Problem description. If a line in the entries below includes the string "content", copy it out.

Records from a data collection:

+-------+

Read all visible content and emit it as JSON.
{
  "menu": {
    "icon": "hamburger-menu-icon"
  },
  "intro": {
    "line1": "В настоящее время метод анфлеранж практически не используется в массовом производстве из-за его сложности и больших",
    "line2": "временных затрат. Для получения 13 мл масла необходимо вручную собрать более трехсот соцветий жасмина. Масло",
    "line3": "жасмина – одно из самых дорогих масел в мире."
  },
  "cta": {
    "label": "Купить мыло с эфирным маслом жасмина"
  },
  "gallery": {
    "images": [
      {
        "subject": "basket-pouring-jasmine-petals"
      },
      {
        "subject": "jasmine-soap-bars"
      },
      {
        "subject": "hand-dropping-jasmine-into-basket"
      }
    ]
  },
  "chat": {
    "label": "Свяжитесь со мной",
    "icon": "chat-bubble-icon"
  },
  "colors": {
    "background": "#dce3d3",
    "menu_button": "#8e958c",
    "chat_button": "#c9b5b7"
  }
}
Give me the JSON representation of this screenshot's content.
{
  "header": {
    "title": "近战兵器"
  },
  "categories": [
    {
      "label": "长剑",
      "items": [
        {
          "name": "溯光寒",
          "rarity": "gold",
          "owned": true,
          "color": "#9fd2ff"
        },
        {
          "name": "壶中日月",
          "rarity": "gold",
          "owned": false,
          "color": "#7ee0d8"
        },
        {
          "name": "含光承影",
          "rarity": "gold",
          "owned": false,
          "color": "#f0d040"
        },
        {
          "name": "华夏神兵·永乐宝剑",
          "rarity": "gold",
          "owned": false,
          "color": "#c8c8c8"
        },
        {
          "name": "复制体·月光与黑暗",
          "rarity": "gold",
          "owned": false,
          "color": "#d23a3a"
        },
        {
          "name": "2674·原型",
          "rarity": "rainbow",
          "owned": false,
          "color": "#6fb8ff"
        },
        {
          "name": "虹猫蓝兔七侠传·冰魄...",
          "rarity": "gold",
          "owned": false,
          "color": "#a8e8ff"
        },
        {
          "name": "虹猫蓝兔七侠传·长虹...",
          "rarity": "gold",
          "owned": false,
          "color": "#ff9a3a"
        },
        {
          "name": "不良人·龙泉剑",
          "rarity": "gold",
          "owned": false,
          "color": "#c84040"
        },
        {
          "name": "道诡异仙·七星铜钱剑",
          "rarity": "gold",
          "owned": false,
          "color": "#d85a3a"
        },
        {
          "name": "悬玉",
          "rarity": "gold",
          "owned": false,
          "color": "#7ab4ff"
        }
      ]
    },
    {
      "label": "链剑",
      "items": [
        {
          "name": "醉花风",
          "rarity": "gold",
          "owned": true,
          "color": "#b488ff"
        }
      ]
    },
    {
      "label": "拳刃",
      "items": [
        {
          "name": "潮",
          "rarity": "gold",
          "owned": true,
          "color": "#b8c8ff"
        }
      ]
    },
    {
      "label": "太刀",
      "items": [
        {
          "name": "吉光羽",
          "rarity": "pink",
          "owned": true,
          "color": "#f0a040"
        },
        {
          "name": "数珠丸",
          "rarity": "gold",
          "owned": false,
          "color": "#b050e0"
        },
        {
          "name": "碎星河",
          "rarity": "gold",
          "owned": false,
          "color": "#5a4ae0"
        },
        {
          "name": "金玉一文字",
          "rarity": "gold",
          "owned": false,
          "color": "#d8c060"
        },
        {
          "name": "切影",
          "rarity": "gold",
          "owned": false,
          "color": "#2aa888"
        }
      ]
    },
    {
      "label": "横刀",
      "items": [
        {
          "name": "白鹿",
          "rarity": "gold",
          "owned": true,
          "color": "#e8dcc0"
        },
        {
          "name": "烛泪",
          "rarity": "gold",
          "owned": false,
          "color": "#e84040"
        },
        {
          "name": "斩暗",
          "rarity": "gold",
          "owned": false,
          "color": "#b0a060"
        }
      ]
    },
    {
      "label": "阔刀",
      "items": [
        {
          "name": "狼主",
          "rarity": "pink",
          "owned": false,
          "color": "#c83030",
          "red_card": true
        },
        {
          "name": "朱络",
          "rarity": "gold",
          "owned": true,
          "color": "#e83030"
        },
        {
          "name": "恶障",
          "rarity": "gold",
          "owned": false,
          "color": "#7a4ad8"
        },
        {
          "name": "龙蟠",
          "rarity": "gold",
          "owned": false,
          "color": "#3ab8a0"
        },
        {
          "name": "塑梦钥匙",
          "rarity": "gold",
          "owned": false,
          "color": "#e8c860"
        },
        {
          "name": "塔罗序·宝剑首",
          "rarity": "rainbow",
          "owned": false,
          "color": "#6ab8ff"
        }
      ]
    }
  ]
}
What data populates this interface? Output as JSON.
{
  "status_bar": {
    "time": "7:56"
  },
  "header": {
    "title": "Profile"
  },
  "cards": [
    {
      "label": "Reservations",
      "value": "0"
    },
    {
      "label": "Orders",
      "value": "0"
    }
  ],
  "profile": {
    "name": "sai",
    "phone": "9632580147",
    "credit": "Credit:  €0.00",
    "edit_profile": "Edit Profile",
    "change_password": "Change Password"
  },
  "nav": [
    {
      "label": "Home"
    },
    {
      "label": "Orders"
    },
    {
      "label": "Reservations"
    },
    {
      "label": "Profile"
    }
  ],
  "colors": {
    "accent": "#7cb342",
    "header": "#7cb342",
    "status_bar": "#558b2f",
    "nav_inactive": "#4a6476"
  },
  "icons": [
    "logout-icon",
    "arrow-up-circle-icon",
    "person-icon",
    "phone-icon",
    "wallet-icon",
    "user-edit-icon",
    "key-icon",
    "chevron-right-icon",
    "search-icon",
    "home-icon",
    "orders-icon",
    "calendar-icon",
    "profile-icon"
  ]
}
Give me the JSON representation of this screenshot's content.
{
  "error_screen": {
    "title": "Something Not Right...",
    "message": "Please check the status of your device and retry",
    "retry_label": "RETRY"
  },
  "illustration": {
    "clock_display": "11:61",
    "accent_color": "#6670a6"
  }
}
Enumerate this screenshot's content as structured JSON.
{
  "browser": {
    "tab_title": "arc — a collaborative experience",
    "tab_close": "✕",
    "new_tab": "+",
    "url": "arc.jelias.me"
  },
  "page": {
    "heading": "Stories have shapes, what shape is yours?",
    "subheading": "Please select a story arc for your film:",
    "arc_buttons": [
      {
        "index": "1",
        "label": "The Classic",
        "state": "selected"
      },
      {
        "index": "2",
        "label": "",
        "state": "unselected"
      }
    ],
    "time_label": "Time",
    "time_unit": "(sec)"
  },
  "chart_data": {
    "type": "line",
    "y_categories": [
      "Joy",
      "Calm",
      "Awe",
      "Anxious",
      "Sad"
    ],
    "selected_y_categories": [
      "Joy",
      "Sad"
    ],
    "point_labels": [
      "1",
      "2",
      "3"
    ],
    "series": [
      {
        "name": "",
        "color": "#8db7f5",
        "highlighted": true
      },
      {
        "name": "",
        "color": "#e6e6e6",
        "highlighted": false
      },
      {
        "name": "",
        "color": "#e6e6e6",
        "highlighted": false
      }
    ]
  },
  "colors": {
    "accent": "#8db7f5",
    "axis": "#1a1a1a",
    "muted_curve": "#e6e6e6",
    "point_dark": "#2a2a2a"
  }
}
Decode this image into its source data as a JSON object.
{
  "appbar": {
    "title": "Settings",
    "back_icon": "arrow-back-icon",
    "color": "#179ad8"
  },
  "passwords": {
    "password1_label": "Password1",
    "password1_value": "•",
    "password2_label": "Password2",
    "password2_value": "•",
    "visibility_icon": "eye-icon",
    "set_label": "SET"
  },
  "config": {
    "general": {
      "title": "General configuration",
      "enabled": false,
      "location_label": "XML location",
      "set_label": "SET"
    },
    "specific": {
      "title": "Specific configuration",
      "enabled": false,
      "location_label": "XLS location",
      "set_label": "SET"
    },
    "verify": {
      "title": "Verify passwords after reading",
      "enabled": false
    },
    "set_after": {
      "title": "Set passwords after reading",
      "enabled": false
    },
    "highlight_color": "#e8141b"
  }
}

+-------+

Answer to the problem.
Read all visible content and emit it as JSON.
Give me the JSON representation of this screenshot's content.
Give me the JSON representation of this screenshot's content.
Enumerate this screenshot's content as structured JSON.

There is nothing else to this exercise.